Since President Obama nominated him to become the nation's 24th secretary of defense, Republicans, particularly those on the Senate Armed Services Committee, have impugned Senator Chuck Hagel's policy positions, his character, and even his patriotism. Last week, Senate Republicans filibustered his nomination, thus delaying his confirmation at least another 10 days.
Senator James Inhofe, the committee's ranking member, claimed that Hagel's policy work is out of the mainstream and that he subscribes to a worldview predicated on appeasing our adversaries and shunning our friends. To prove this claim, Inhofe noted that Hagel's nomination has been endorsed by the Iranian Foreign Ministry, arguing that "you cannot get any cozier than that."
The newly-minted senator from Texas, Ted Cruz, argued that Hagel's confirmation will make military conflict in the next four years substantially more likely by encouraging Iran to speed up its nuclear program. Cruz also accused Hagel of getting cozy with terrorists and countries that oppose U.S. interests, even demanding to know if any of his income over the last five years could have come "directly from North Korea."
Finally, in their questioning during his confirmation hearing, Senators John McCain and Lindsey Graham, haranguing and interrupting, treated Senator Hagel as if he were on trial, rather than a distinguished public servant and war hero once again answering his nation's call to serve. To his credit, McCain did chastise his Republican colleagues for impugning Hagel's character and his integrity in the committee meeting to vote on his nomination. But that didn't make up for the way he treated Hagel during the hearings.
While Hagel had to play defense during the hearing, that will change when he gets to the Pentagon. Based upon his past experience in business, the non-profit world, and the Senate, he will be a take-charge leader, and one of his challenges will be reducing defense spending. And his choices could hurt the constituents of the very officials who have done the most to hurt him.
Neither Hagel, nor any secretary of defense, can close military bases unilaterally, but he can have a large impact on which bases are part of the list that is sent to the Base Realignment and Closure Commission. In 1995, then-Secretary of Defense William Perry resisted pressure from some in the Air Force to place two major logistics bases in Texas and California on the list. When the commission overruled Perry and put them back on the list for closure, Perry mitigated the economic impact on the states by privatizing the bases. Similarly, even before unveiling his list in 2005, Secretary of Defense Rumsfeld made it known that Ellsworth Air Force Base in South Dakota would be on the closure list. Although the commission refused to support this, the commotion surrounding the decision undermined Minority Leader Senator Tom Daschle's 2004 reelection bid, which he lost.

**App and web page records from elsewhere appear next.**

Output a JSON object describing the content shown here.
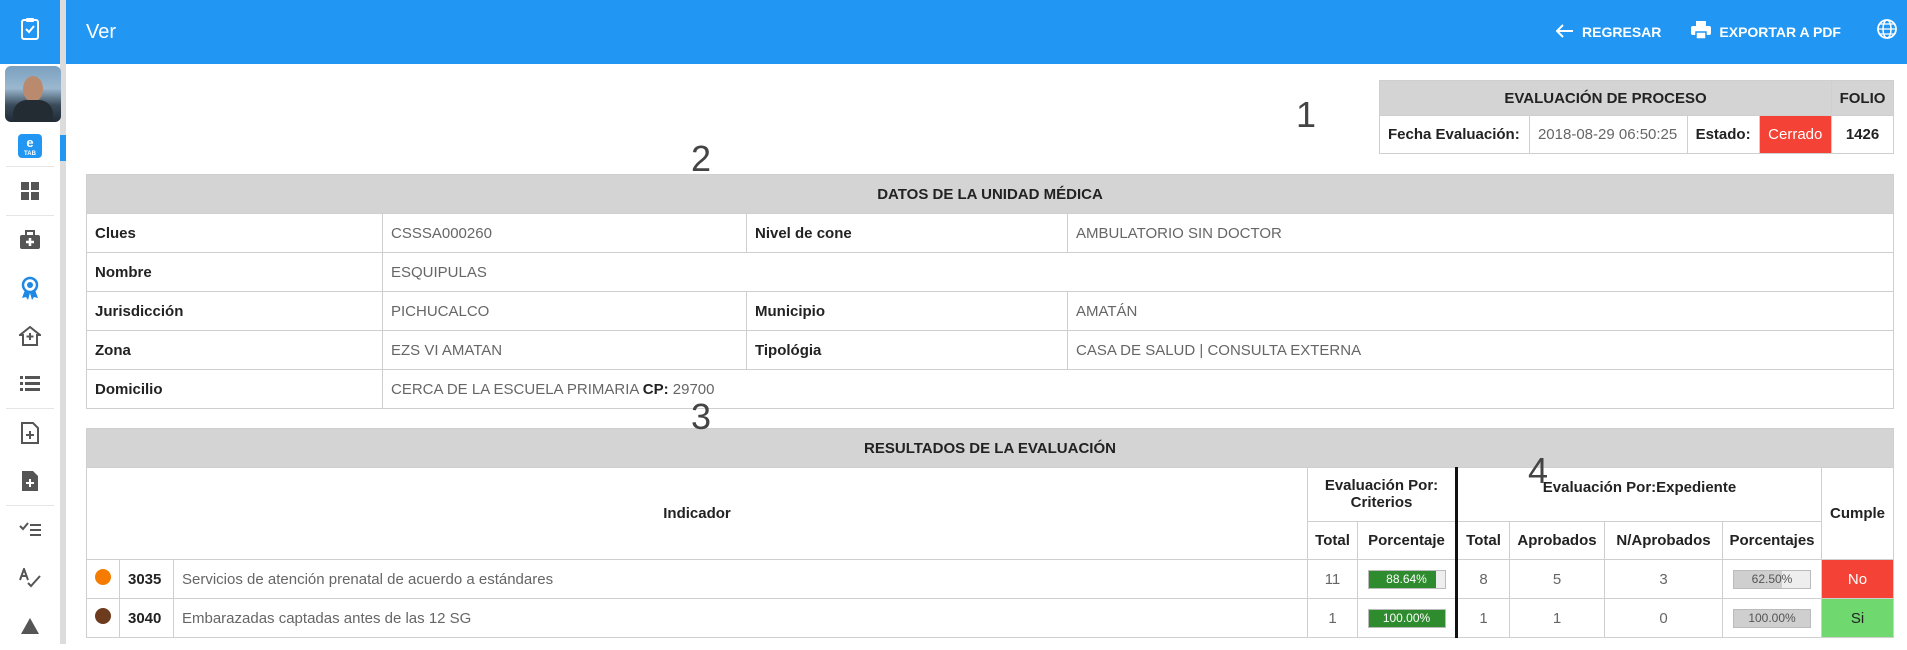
{
  "header": {
    "title": "Ver",
    "back_label": "REGRESAR",
    "export_label": "EXPORTAR A PDF"
  },
  "icons": {
    "logo": "clipboard-icon",
    "back": "arrow-left-icon",
    "export": "printer-icon",
    "language": "globe-icon"
  },
  "sidebar": {
    "app_badge": "e",
    "app_badge_sub": "TAB",
    "items": [
      {
        "name": "dashboard-icon"
      },
      {
        "name": "medical-kit-icon"
      },
      {
        "name": "award-icon"
      },
      {
        "name": "hospital-icon"
      },
      {
        "name": "list-icon"
      },
      {
        "name": "document-add-icon"
      },
      {
        "name": "document-plus-icon"
      },
      {
        "name": "checklist-icon"
      },
      {
        "name": "spellcheck-icon"
      },
      {
        "name": "warning-icon"
      }
    ]
  },
  "markers": [
    "1",
    "2",
    "3",
    "4"
  ],
  "process": {
    "title": "EVALUACIÓN DE PROCESO",
    "folio_label": "FOLIO",
    "date_label": "Fecha Evaluación:",
    "date_value": "2018-08-29 06:50:25",
    "status_label": "Estado:",
    "status_value": "Cerrado",
    "folio_value": "1426"
  },
  "unit": {
    "title": "DATOS DE LA UNIDAD MÉDICA",
    "clues_label": "Clues",
    "clues_value": "CSSSA000260",
    "nivel_label": "Nivel de cone",
    "nivel_value": "AMBULATORIO SIN DOCTOR",
    "nombre_label": "Nombre",
    "nombre_value": "ESQUIPULAS",
    "jurisdiccion_label": "Jurisdicción",
    "jurisdiccion_value": "PICHUCALCO",
    "municipio_label": "Municipio",
    "municipio_value": "AMATÁN",
    "zona_label": "Zona",
    "zona_value": "EZS VI AMATAN",
    "tipologia_label": "Tipológia",
    "tipologia_value": "CASA DE SALUD | CONSULTA EXTERNA",
    "domicilio_label": "Domicilio",
    "domicilio_value": "CERCA DE LA ESCUELA PRIMARIA",
    "cp_label": "CP:",
    "cp_value": "29700"
  },
  "results": {
    "title": "RESULTADOS DE LA EVALUACIÓN",
    "indicador_header": "Indicador",
    "criterios_header": "Evaluación Por: Criterios",
    "expediente_header": "Evaluación Por:Expediente",
    "cumple_header": "Cumple",
    "total_header": "Total",
    "porcentaje_header": "Porcentaje",
    "aprobados_header": "Aprobados",
    "naprobados_header": "N/Aprobados",
    "porcentajes_header": "Porcentajes",
    "rows": [
      {
        "color": "#f57c00",
        "code": "3035",
        "name": "Servicios de atención prenatal de acuerdo a estándares",
        "crit_total": "11",
        "crit_pct_label": "88.64%",
        "crit_pct": 88.64,
        "exp_total": "8",
        "aprobados": "5",
        "naprobados": "3",
        "exp_pct_label": "62.50%",
        "exp_pct": 62.5,
        "cumple": "No"
      },
      {
        "color": "#6d3b1e",
        "code": "3040",
        "name": "Embarazadas captadas antes de las 12 SG",
        "crit_total": "1",
        "crit_pct_label": "100.00%",
        "crit_pct": 100,
        "exp_total": "1",
        "aprobados": "1",
        "naprobados": "0",
        "exp_pct_label": "100.00%",
        "exp_pct": 100,
        "cumple": "Si"
      }
    ]
  }
}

Secretaries can also exert significant economic influence on states and districts by transferring units from one base to another or by disestablishing units altogether. Secretary Gates moved the homeport of a carrier from Norfolk, Virginia to Jacksonville, Florida and decided where in the country units being withdrawn from Japan or Germany would be relocated. Secretary Panetta tried to disband several Air National Guard units.